What this task involves:
Write out all of the entries that follow, word for word, but skip the pictures.

Data records:
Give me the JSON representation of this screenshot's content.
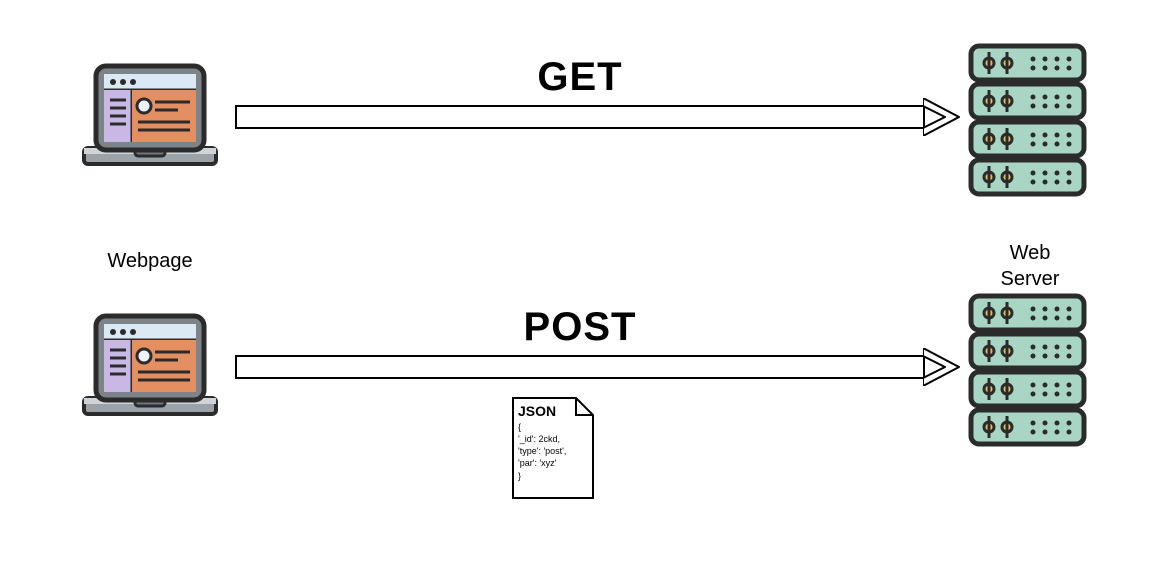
{
  "diagram": {
    "client_label": "Webpage",
    "server_label": "Web Server",
    "rows": [
      {
        "method": "GET",
        "has_payload": false
      },
      {
        "method": "POST",
        "has_payload": true
      }
    ],
    "payload": {
      "title": "JSON",
      "lines": [
        "{",
        "'_id': 2ckd,",
        "'type': 'post',",
        "'par': 'xyz'",
        "}"
      ]
    }
  }
}
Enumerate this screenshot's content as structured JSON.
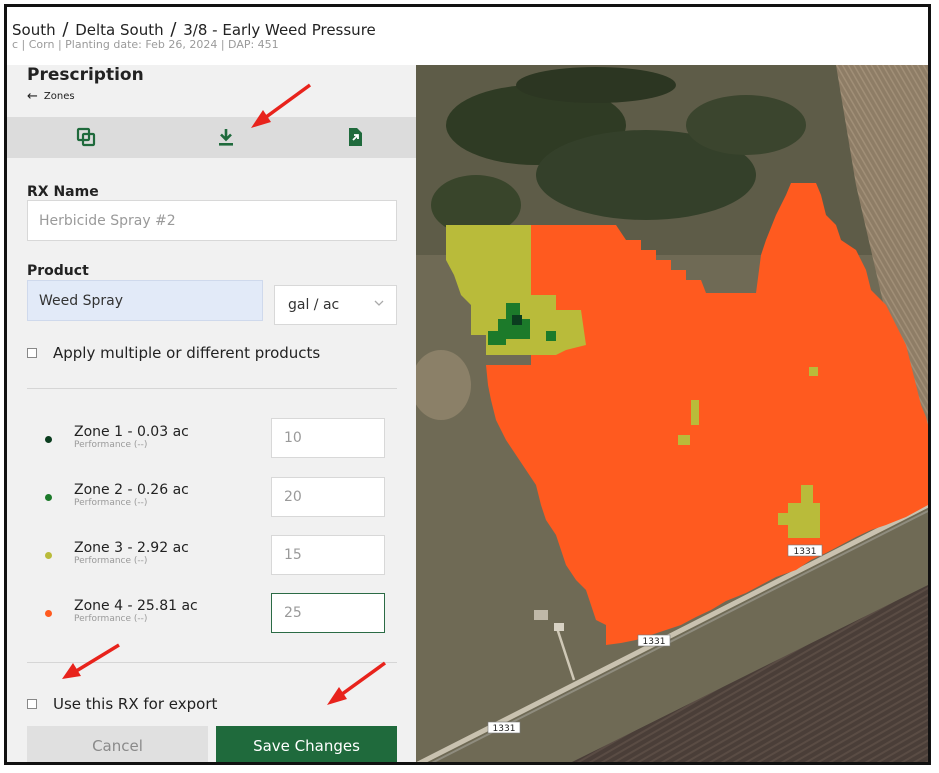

Reply to the task:
Give me the JSON representation of this screenshot's content.
{
  "diagram": {
    "client_label": "Webpage",
    "server_label": "Web Server",
    "rows": [
      {
        "method": "GET",
        "has_payload": false
      },
      {
        "method": "POST",
        "has_payload": true
      }
    ],
    "payload": {
      "title": "JSON",
      "lines": [
        "{",
        "'_id': 2ckd,",
        "'type': 'post',",
        "'par': 'xyz'",
        "}"
      ]
    }
  }
}
Enumerate this screenshot's content as structured JSON.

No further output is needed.